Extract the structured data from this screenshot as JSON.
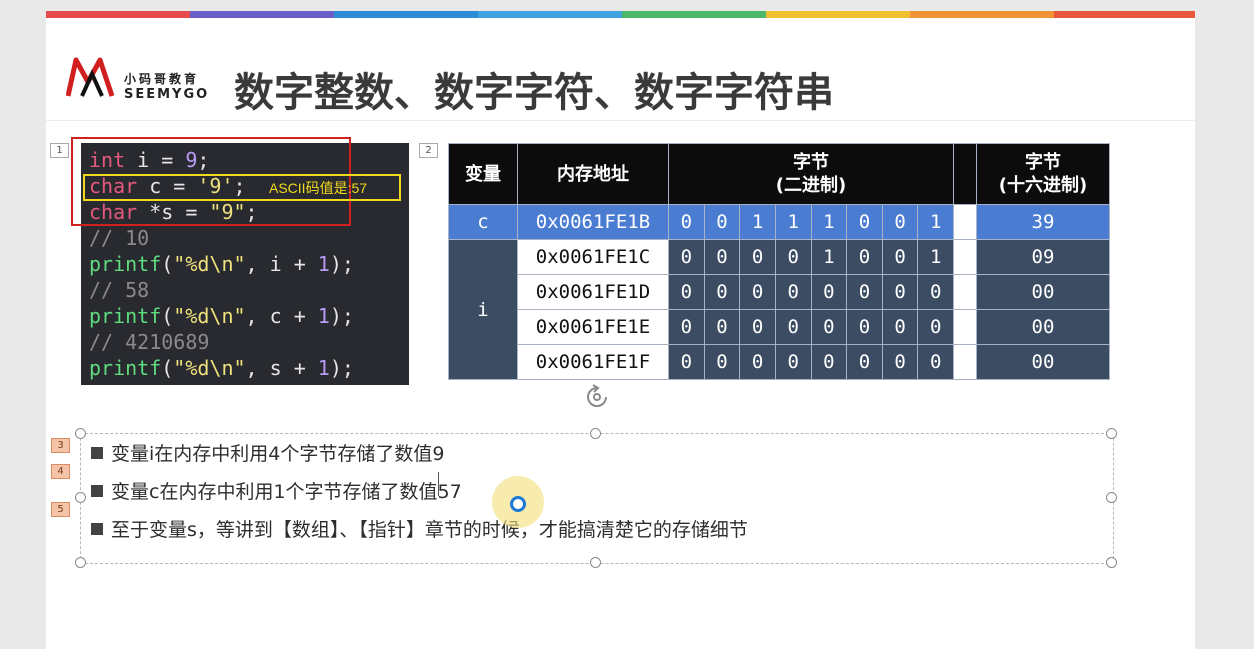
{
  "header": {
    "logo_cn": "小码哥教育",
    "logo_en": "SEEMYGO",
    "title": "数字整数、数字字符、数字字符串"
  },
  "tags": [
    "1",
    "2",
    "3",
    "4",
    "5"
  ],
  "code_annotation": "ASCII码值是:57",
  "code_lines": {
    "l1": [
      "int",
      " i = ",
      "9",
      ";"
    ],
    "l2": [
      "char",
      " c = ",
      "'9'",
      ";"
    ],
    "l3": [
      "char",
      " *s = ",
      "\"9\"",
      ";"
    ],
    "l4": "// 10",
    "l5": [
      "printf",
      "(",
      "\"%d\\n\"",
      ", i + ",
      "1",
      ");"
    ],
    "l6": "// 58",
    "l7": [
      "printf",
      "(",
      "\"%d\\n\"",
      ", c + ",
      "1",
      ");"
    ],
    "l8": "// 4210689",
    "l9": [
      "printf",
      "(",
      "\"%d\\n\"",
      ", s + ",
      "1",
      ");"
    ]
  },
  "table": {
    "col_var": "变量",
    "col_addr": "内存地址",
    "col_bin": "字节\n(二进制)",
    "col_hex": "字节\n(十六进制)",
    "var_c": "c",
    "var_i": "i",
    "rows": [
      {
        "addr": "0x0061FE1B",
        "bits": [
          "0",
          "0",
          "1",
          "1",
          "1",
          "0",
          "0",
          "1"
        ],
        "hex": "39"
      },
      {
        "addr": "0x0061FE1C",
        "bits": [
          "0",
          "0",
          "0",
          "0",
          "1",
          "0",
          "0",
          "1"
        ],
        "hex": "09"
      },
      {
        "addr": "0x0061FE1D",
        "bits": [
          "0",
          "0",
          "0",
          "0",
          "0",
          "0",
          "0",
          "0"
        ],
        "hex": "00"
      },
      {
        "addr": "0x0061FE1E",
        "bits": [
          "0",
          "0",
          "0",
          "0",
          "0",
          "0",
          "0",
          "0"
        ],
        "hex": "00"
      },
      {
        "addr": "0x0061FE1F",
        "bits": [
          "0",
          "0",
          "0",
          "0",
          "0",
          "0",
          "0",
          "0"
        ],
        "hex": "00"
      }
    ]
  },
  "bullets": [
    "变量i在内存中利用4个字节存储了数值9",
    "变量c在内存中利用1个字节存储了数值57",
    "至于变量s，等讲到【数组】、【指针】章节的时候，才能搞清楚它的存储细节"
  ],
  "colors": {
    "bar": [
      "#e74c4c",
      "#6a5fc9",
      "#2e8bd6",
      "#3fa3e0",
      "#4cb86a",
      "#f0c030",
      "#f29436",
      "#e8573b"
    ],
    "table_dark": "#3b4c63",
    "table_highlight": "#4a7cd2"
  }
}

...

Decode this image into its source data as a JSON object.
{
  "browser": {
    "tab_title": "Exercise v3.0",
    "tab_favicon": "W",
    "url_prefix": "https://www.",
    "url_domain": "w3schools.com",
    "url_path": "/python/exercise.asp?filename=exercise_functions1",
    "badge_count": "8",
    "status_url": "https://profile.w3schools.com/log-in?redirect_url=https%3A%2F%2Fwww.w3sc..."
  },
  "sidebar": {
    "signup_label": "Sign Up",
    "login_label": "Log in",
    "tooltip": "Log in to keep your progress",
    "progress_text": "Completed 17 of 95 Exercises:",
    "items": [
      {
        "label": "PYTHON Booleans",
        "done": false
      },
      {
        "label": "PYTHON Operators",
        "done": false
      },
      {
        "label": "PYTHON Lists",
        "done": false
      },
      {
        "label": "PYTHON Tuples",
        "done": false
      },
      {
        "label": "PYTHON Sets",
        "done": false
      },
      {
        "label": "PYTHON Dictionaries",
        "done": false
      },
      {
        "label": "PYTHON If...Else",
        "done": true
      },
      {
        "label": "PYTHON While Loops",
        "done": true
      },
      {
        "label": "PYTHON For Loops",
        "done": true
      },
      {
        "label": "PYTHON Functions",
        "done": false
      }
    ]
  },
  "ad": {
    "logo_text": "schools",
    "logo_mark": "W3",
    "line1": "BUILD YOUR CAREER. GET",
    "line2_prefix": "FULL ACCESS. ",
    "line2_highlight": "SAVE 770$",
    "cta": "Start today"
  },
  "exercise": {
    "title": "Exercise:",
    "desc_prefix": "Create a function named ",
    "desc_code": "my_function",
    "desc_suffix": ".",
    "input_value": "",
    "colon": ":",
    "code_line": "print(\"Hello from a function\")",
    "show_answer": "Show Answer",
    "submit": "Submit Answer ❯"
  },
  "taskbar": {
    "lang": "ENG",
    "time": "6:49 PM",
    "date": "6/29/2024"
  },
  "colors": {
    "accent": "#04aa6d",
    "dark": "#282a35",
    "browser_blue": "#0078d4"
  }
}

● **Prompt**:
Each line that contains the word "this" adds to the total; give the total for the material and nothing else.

● **Exercise answer**:
2